◆ Your task:
Repeat the data that follows, word for word, without the images.

◆ Exercise inputs:
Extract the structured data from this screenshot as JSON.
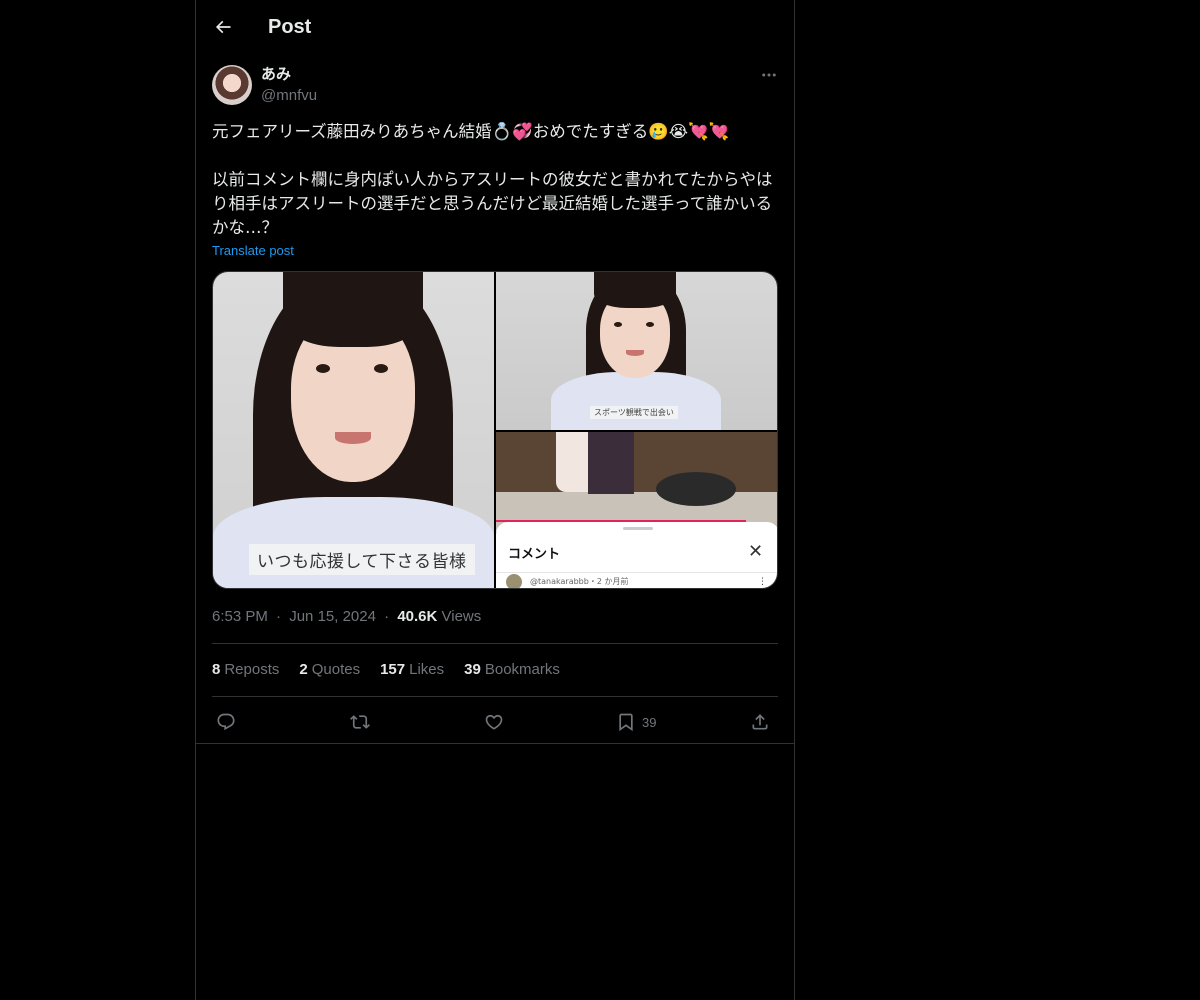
{
  "header": {
    "title": "Post",
    "back_icon": "arrow-left-icon"
  },
  "author": {
    "display_name": "あみ",
    "handle": "@mnfvu",
    "more_icon": "more-horizontal-icon"
  },
  "post": {
    "text": "元フェアリーズ藤田みりあちゃん結婚💍💞おめでたすぎる🥲😭💘💘\n\n以前コメント欄に身内ぽい人からアスリートの彼女だと書かれてたからやはり相手はアスリートの選手だと思うんだけど最近結婚した選手って誰かいるかな…？",
    "translate_label": "Translate post"
  },
  "media": {
    "caption_left": "いつも応援して下さる皆様",
    "caption_top_right": "スポーツ観戦で出会い",
    "comments_title": "コメント",
    "comments_close": "✕",
    "comments_user": "@tanakarabbb・2 か月前",
    "comments_kebab": "⋮"
  },
  "meta": {
    "time": "6:53 PM",
    "sep1": "·",
    "date": "Jun 15, 2024",
    "sep2": "·",
    "views_count": "40.6K",
    "views_label": "Views"
  },
  "stats": {
    "reposts_count": "8",
    "reposts_label": "Reposts",
    "quotes_count": "2",
    "quotes_label": "Quotes",
    "likes_count": "157",
    "likes_label": "Likes",
    "bookmarks_count": "39",
    "bookmarks_label": "Bookmarks"
  },
  "actions": {
    "reply_icon": "reply-icon",
    "repost_icon": "repost-icon",
    "like_icon": "heart-icon",
    "bookmark_icon": "bookmark-icon",
    "bookmark_count": "39",
    "share_icon": "share-icon"
  },
  "colors": {
    "background": "#000000",
    "text_primary": "#e7e9ea",
    "text_secondary": "#71767b",
    "link": "#1d9bf0",
    "border": "#2f3336"
  }
}
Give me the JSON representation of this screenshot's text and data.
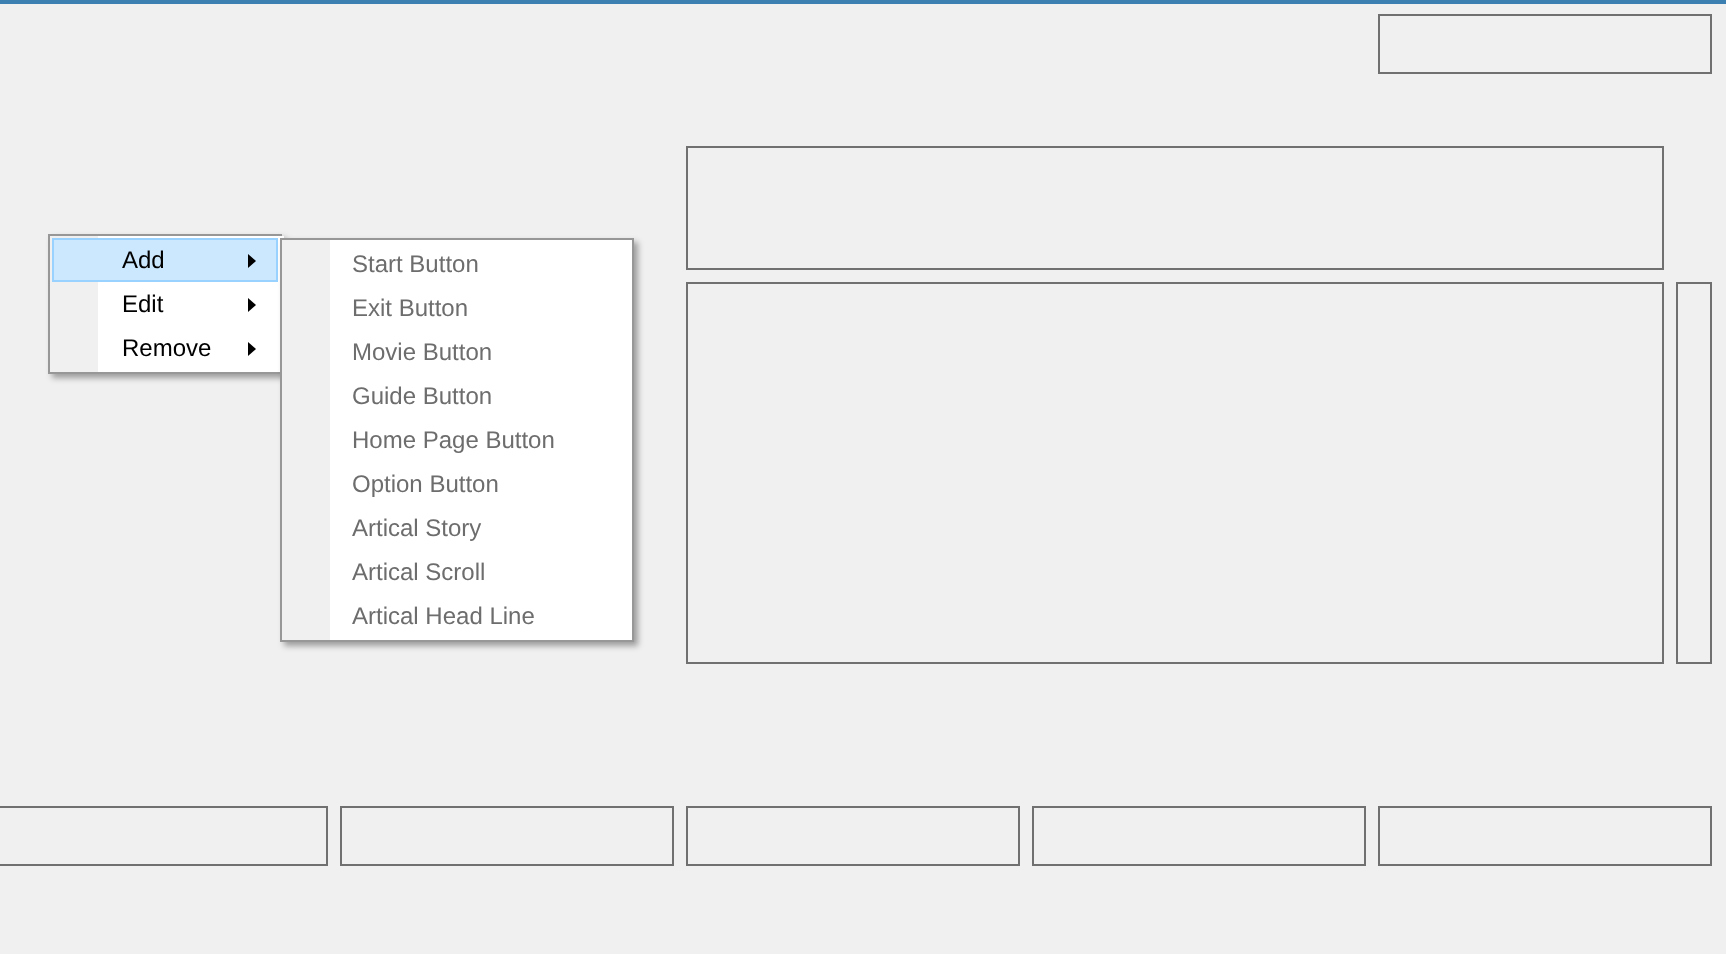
{
  "context_menu": {
    "items": [
      {
        "label": "Add",
        "selected": true
      },
      {
        "label": "Edit",
        "selected": false
      },
      {
        "label": "Remove",
        "selected": false
      }
    ]
  },
  "submenu": {
    "items": [
      {
        "label": "Start Button",
        "disabled": true
      },
      {
        "label": "Exit Button",
        "disabled": true
      },
      {
        "label": "Movie Button",
        "disabled": true
      },
      {
        "label": "Guide Button",
        "disabled": true
      },
      {
        "label": "Home Page Button",
        "disabled": true
      },
      {
        "label": "Option Button",
        "disabled": true
      },
      {
        "label": "Artical Story",
        "disabled": true
      },
      {
        "label": "Artical Scroll",
        "disabled": true
      },
      {
        "label": "Artical Head Line",
        "disabled": true
      }
    ]
  }
}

◆ Exercise solution:
Extract the structured data from this screenshot as JSON.
{
  "header": {
    "title": "Post",
    "back_icon": "arrow-left-icon"
  },
  "author": {
    "display_name": "あみ",
    "handle": "@mnfvu",
    "more_icon": "more-horizontal-icon"
  },
  "post": {
    "text": "元フェアリーズ藤田みりあちゃん結婚💍💞おめでたすぎる🥲😭💘💘\n\n以前コメント欄に身内ぽい人からアスリートの彼女だと書かれてたからやはり相手はアスリートの選手だと思うんだけど最近結婚した選手って誰かいるかな…？",
    "translate_label": "Translate post"
  },
  "media": {
    "caption_left": "いつも応援して下さる皆様",
    "caption_top_right": "スポーツ観戦で出会い",
    "comments_title": "コメント",
    "comments_close": "✕",
    "comments_user": "@tanakarabbb・2 か月前",
    "comments_kebab": "⋮"
  },
  "meta": {
    "time": "6:53 PM",
    "sep1": "·",
    "date": "Jun 15, 2024",
    "sep2": "·",
    "views_count": "40.6K",
    "views_label": "Views"
  },
  "stats": {
    "reposts_count": "8",
    "reposts_label": "Reposts",
    "quotes_count": "2",
    "quotes_label": "Quotes",
    "likes_count": "157",
    "likes_label": "Likes",
    "bookmarks_count": "39",
    "bookmarks_label": "Bookmarks"
  },
  "actions": {
    "reply_icon": "reply-icon",
    "repost_icon": "repost-icon",
    "like_icon": "heart-icon",
    "bookmark_icon": "bookmark-icon",
    "bookmark_count": "39",
    "share_icon": "share-icon"
  },
  "colors": {
    "background": "#000000",
    "text_primary": "#e7e9ea",
    "text_secondary": "#71767b",
    "link": "#1d9bf0",
    "border": "#2f3336"
  }
}
Give me the JSON representation of this screenshot's text and data.
{
  "context_menu": {
    "items": [
      {
        "label": "Add",
        "selected": true
      },
      {
        "label": "Edit",
        "selected": false
      },
      {
        "label": "Remove",
        "selected": false
      }
    ]
  },
  "submenu": {
    "items": [
      {
        "label": "Start Button",
        "disabled": true
      },
      {
        "label": "Exit Button",
        "disabled": true
      },
      {
        "label": "Movie Button",
        "disabled": true
      },
      {
        "label": "Guide Button",
        "disabled": true
      },
      {
        "label": "Home Page Button",
        "disabled": true
      },
      {
        "label": "Option Button",
        "disabled": true
      },
      {
        "label": "Artical Story",
        "disabled": true
      },
      {
        "label": "Artical Scroll",
        "disabled": true
      },
      {
        "label": "Artical Head Line",
        "disabled": true
      }
    ]
  }
}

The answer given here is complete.